◆ PROVIDED DATA:
##############################
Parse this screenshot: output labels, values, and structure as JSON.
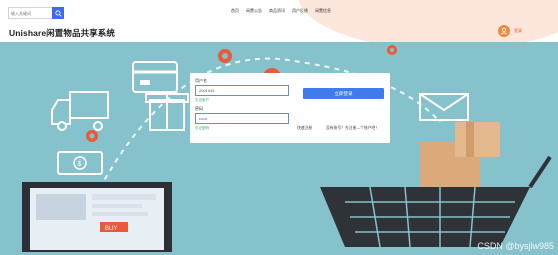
{
  "header": {
    "search": {
      "placeholder": "输入关键词"
    },
    "brand": "Unishare闲置物品共享系统",
    "nav": [
      "首页",
      "闲置公告",
      "商品资讯",
      "用户反馈",
      "闲置信息"
    ],
    "user": {
      "label": "登录"
    }
  },
  "banner": {
    "laptop_screen_text": "BUY"
  },
  "login": {
    "username_label": "用户名",
    "username_value": "2001044",
    "username_hint": "忘记用户",
    "password_label": "密码",
    "password_value": "••••••",
    "password_hint": "忘记密码",
    "login_button": "立即登录",
    "register_link": "快速注册",
    "no_account_link": "没有账号？先注册—个账户吧！"
  },
  "watermark": "CSDN @bysjlw985",
  "colors": {
    "accent": "#3f7bea",
    "brand_orange": "#f08a3c",
    "banner_bg": "#86c2cc"
  }
}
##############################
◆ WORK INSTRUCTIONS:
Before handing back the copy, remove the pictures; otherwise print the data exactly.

◆ ANSWER SPACE:
Parse this screenshot: output labels, values, and structure as JSON.
{
  "header": {
    "search": {
      "placeholder": "输入关键词"
    },
    "brand": "Unishare闲置物品共享系统",
    "nav": [
      "首页",
      "闲置公告",
      "商品资讯",
      "用户反馈",
      "闲置信息"
    ],
    "user": {
      "label": "登录"
    }
  },
  "banner": {
    "laptop_screen_text": "BUY"
  },
  "login": {
    "username_label": "用户名",
    "username_value": "2001044",
    "username_hint": "忘记用户",
    "password_label": "密码",
    "password_value": "••••••",
    "password_hint": "忘记密码",
    "login_button": "立即登录",
    "register_link": "快速注册",
    "no_account_link": "没有账号？先注册—个账户吧！"
  },
  "watermark": "CSDN @bysjlw985",
  "colors": {
    "accent": "#3f7bea",
    "brand_orange": "#f08a3c",
    "banner_bg": "#86c2cc"
  }
}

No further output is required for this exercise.